But once the show began, full of audience participation, some singing, some shouting and a lot of fresh, interesting plays, he lost the grimace. The Neo-Futurists have been around for more than twenty years practicing their ensemble theater style, performing 30 two minute plays, rotating the group of plays on a weekly basis, constantly adding new plays, and performing them in no standard order, but instead responding to the audience shouting out which number they want to see performed next. The plays vary greatly. Some of them funny, some are strange, some are messy, some are sweet, some are raunchy, but they are all personal and real. Each actor uses his/her own name, and each play is written based on their own personal experiences.
Some plays are even awkward. One play, an actor sitting at a table alone with a bottle of whiskey and two glasses, asked audience members to come up and join him one at a time, and then rejected each one, until after what felt like hours he finally let a girl sit down and shared some shots and conversation, it seemed to go on for an eternity with no clear purpose. But that's the fun of Neo-Futurists, it challenges your expectations of what theater and entertainment should be. It's a collage, a self produced collage from a group of incredibly flexible and gifted writers and performers, and every night, every performance is different. I can see why they've lasted 20 plus years, it was weird and it was amazing. I can't wait to see what happens next time we go, but I'm guessing Jon will probably stay home that night.

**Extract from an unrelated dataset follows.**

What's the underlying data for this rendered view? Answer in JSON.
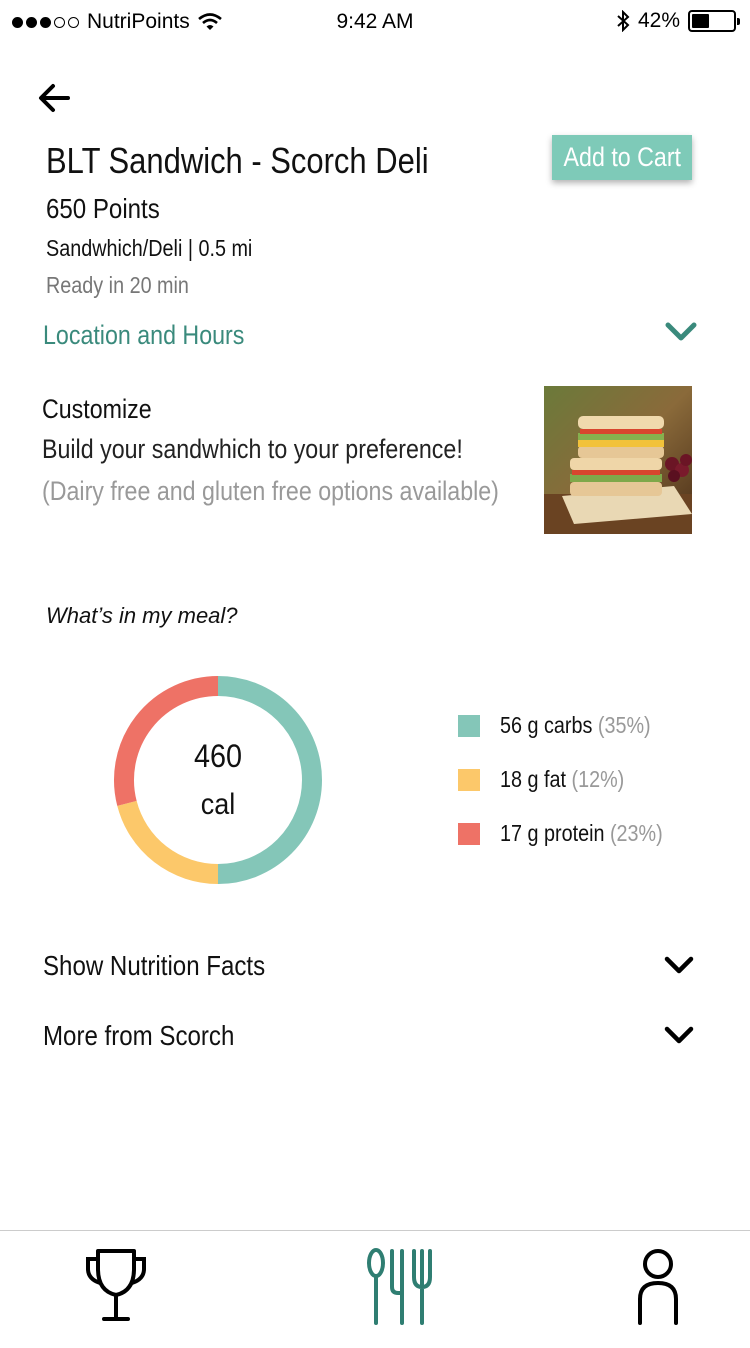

We headed back to the car, driving down Clark St at 1:30 am, and the streets were jammed with the young, the drunk, the scantily clad, and the fight happy. In our short drive to drop Jon off at his apartment, I witnessed two bros pushing each other, one bro punching another bro in the stomach with about thirty people crowded around watching, countless girls filled with whiskey sours struggling to cross the street in shiny platform heels, and a girl holding back her own hair as she threw up over a mailbox. So that's where we end day two of Adventure Chicago, watching a girl gather her hair into a ponytail while puking over the side of a shiny blue mailbox. Sweet dreams! See you soon for Day 3, when we manage to cram in more architecture, a big ol' boat, and a serious number of human skulls.